The Linux OS was an unparalleled event in technology. A computer operating system that didn’t crash, was virus proof and could run anything. Started by Linus Torvalds as a student and following the freeware approach of GNU development tools for processors, Linux was an idealistic approach to solving industry wide problems that individual companies were not able to address.
Linux attracted thousands of participants developing code for all sorts of applications simply because there were opportunities to improve poorly performing applications and make the computing more successful. There was even a development group making a Linux based software programmable controller. What a concept!
Not only was Linux a huge success in transforming complex and fragile operating systems, the most innovative aspect was the idea of development communities. An idealistic approach to the cost of developing complex applications. Commercialization and profitability took a back seat to solving important problems.
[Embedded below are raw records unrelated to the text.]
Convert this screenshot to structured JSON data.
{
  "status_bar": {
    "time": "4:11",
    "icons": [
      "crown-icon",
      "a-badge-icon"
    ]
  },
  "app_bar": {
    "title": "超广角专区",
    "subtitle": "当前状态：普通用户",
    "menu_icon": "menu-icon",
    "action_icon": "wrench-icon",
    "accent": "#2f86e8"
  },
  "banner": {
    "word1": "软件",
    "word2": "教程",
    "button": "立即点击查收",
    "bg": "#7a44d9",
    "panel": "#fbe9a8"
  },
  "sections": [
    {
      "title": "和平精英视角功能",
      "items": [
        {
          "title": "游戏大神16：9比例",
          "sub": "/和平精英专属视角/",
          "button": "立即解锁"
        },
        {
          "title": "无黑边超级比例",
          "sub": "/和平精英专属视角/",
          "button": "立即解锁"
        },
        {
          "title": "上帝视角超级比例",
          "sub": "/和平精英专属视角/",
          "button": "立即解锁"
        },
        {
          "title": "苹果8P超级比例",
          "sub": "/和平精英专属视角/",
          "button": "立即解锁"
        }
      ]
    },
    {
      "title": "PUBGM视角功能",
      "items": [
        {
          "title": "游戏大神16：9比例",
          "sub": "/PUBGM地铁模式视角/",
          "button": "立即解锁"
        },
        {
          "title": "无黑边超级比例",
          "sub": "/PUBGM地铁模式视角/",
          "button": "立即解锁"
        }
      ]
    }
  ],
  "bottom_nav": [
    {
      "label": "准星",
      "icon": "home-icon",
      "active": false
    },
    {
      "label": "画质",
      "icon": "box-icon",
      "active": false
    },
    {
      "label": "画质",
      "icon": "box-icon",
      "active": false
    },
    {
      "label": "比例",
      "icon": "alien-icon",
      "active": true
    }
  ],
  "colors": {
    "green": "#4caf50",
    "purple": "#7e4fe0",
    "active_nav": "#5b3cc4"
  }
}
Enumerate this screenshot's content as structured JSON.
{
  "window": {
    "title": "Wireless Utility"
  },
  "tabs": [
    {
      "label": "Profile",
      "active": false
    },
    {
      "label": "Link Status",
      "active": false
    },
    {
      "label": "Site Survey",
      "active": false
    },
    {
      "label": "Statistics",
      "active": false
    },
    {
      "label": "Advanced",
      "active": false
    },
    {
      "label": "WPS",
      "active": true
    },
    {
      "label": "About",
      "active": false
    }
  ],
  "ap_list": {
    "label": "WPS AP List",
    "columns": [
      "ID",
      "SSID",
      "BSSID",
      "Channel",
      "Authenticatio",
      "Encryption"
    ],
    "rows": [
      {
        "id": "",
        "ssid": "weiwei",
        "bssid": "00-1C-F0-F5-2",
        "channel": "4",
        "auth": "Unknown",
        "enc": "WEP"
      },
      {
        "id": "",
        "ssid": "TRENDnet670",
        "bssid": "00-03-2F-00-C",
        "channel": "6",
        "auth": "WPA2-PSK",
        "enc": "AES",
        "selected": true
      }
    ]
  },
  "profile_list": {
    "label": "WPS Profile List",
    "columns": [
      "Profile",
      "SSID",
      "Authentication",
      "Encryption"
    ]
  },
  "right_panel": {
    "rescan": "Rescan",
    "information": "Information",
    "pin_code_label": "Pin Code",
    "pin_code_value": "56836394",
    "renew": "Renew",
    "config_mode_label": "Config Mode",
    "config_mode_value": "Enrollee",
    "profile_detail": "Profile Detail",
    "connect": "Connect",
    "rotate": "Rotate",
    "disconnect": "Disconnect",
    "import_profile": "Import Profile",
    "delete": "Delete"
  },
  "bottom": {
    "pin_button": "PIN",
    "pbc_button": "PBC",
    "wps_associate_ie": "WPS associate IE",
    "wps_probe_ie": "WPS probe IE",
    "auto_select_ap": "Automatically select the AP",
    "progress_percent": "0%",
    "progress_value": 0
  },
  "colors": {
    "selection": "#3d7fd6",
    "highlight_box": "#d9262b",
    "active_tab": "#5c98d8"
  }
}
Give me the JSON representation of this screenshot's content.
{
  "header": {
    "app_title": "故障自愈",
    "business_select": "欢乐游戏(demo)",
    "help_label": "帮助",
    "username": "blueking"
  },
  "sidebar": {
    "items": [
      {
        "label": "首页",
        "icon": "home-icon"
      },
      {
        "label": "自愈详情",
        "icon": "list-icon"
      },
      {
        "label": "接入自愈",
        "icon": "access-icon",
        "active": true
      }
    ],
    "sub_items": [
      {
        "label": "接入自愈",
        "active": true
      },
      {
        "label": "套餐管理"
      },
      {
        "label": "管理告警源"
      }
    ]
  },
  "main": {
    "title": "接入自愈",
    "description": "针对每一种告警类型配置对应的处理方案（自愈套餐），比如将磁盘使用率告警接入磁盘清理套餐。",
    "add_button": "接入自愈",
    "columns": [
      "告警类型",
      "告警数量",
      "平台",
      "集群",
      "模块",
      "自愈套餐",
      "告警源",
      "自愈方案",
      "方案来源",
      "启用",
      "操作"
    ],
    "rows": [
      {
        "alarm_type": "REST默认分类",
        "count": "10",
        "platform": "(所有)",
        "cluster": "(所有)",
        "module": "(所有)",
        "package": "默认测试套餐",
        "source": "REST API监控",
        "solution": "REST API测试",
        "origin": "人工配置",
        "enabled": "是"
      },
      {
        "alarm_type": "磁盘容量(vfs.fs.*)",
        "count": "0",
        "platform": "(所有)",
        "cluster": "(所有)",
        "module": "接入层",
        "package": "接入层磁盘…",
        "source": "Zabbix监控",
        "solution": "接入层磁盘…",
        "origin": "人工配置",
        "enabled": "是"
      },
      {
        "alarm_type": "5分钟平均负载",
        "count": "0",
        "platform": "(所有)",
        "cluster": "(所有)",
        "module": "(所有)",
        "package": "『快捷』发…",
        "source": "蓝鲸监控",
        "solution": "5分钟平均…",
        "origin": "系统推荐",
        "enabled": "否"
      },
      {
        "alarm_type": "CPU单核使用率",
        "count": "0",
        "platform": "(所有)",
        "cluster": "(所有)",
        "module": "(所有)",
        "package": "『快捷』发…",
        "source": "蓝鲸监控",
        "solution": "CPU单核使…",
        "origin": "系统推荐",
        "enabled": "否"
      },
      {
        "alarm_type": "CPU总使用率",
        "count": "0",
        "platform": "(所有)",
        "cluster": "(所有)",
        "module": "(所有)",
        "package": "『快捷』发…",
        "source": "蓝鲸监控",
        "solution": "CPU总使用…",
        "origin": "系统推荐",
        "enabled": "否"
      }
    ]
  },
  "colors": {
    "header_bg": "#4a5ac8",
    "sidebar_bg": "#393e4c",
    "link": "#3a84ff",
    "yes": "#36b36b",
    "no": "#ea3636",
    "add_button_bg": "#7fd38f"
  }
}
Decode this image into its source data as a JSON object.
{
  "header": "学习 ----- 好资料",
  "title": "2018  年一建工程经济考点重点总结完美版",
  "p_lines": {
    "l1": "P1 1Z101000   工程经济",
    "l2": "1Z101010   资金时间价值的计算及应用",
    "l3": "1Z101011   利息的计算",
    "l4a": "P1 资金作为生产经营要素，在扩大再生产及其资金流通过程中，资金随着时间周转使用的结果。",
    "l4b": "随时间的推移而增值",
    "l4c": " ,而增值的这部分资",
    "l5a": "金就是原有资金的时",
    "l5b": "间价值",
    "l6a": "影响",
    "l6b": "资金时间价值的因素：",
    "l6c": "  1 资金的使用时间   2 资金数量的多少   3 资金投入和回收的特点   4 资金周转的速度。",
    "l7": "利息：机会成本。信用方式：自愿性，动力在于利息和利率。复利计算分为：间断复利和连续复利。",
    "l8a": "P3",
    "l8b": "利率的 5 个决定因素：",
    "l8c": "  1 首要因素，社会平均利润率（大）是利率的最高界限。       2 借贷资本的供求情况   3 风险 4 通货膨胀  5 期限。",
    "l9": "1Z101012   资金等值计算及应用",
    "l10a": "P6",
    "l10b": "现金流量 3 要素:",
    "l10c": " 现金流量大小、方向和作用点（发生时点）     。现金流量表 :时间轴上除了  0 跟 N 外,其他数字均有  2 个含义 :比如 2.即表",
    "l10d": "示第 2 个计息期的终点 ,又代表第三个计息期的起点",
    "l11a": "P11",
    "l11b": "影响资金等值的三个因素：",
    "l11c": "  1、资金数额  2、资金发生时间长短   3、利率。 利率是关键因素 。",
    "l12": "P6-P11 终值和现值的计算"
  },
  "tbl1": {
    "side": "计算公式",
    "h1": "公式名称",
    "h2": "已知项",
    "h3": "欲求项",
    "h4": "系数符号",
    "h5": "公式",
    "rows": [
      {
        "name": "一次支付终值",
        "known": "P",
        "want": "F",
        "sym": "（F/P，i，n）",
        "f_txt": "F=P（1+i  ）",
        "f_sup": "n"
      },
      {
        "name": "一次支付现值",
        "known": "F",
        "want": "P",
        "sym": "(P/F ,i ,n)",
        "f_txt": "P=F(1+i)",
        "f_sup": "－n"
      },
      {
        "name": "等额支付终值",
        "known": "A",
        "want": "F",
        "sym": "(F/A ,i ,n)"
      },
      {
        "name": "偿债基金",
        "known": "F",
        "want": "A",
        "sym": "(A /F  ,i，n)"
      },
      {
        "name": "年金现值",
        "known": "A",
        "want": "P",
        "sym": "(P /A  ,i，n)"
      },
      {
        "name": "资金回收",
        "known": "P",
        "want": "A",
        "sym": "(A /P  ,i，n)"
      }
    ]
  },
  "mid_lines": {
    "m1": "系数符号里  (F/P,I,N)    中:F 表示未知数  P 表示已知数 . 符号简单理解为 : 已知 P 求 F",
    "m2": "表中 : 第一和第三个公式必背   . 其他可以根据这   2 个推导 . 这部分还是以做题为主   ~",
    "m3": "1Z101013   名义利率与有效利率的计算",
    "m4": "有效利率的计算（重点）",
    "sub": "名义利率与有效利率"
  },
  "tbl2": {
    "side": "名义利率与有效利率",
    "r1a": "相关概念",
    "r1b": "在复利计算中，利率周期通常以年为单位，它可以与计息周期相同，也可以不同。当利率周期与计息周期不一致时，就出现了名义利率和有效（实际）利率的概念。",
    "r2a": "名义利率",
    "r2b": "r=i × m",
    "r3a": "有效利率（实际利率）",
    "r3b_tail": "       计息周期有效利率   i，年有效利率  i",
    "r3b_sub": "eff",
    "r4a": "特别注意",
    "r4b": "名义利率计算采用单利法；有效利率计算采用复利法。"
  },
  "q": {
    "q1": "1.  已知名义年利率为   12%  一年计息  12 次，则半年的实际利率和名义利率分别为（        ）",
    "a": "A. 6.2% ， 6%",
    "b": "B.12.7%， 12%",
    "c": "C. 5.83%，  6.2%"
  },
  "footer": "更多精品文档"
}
The “freeware” community has made its way into the motion world. The Arduino development community has created a new processor and code platform that has among its many freeware applications, stepping motor drive circuits.
There are an emerging number of part making systems such as 3D printers and low cost 3 axis machining systems that make prototype parts directly from solid model programs. Machining systems are sometimes referred to as subtractive processes, so I suppose that extruding or jet printing wax would be additive processing. Anyway, part fabrication has really taken off.
Surprisingly, even the part makers are creating their own development community. Check out makerbot and fabathome on the web. The effort is focused on developing part fabrication technology that is inexpensive, almost free. Free plans, kits, parts, drivers, low cost motor drive circuits, everything you need to start making stuff. Some amazing solutions.
Which raises a really interesting question; Is this the future of manufacturing? How many new products could be produced using low cost tools? What kinds of production capacities can be reached with this approach?
Interesting area to speculate on. If a desktop part maker can be made for less than $1500, how many parts can be made without major problems with the machinery? This suggests some really interesting possibilities.
Additive part fabrication can take a while, so part throughput is very slow. So what? If it takes 15 minutes to generate a part, get 10 of them. Then your down to a part every 1.5 minutes. At $15,000 how many parts could be generated in a year? 4 parts an hour in a 2000 hour year would be 8000 parts amortized at .19 cents per part. That means you can throw the part printer out after a year. Wow, that’s a deal. So if the part makers can hold up for a year, you can throw them out and get new production equipment at the .19 amortization rate.
Seems to me that mechatronic innovation is solving some tough manufacturing problems at levels that may ultimately change how we do manufacturing.